Episode Three of “How To Navigate Job Search Amid Uncertainty” is my conversation with Kathleen Diamond, a language industry veteran who has founded and managed businesses in language teaching, translation and interpretation. In the interview, she shared how she became an entrepreneur and how she identified needs in the market to reinvent her businesses amid economic uncertainty. 

How To Navigate Job Search Amid Uncertainty – A Conversation With Matt Conger & Johnathan Rechtman

Episode Two of my podcast “How to Navigate Job Search Amid Uncertainty” was a conversation with Matt Conger, CEO of Cadence Translate and Johnathan Rechtman, Co-founder of Cadence Translate and a conference interpreter. The year was 2008. Matt was a new MBA and Johnathan had just graduated from college.
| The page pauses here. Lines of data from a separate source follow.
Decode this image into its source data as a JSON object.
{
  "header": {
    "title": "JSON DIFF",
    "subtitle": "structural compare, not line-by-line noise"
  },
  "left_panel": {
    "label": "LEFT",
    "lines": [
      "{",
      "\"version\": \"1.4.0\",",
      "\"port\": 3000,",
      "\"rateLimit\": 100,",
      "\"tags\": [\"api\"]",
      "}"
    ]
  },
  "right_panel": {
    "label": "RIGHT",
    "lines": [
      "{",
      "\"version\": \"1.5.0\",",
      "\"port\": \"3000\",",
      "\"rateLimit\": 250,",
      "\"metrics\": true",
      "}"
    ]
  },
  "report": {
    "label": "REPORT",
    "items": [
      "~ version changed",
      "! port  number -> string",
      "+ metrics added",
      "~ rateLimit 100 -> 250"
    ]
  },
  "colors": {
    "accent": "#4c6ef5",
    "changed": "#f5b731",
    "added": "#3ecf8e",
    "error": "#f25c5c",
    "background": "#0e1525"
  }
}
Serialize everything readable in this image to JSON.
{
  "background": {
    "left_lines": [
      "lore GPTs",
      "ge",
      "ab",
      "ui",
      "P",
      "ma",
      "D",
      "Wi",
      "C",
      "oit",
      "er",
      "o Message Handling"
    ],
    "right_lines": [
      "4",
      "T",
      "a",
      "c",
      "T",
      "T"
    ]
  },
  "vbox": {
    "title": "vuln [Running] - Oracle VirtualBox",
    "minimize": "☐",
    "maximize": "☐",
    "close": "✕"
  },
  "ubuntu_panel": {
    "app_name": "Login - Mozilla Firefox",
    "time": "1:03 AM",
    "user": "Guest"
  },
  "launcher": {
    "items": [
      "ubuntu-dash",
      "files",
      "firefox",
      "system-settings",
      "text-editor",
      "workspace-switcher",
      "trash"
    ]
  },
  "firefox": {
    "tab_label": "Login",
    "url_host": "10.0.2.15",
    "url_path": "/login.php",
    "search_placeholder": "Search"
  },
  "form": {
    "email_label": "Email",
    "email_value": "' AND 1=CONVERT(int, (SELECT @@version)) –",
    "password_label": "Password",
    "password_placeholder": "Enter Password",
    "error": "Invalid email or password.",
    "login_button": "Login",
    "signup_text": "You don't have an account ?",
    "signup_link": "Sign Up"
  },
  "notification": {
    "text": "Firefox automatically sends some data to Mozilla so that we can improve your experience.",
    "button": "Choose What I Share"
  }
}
They shared how they reimagined their careers and lessons learned amid the Great Recession.

How To Navigate Job Search Amid Uncertainty – A Conversation With Frank Perry

The global coronavirus outbreak, the lockdown, the volatility in the financial market and the sudden spike in unemployment are taking place in March, 2020 when job search for 2020 graduates should be taking place in earnest. My thoughts immediately went to my MIIS students. These events are not of their making and are out of their control, but will likely impact their job search. I turned to several industry veterans for them to share some words of wisdom.

The first episode of my podcast “How to Navigate Job Search Amid Uncertainty” was a conversation with Frank Perry during the first week of the “shelter in place” order in California. Frank has 40 years of experience in Human Resources across several industries and has experienced several downturns. Please click below to listen to his insights.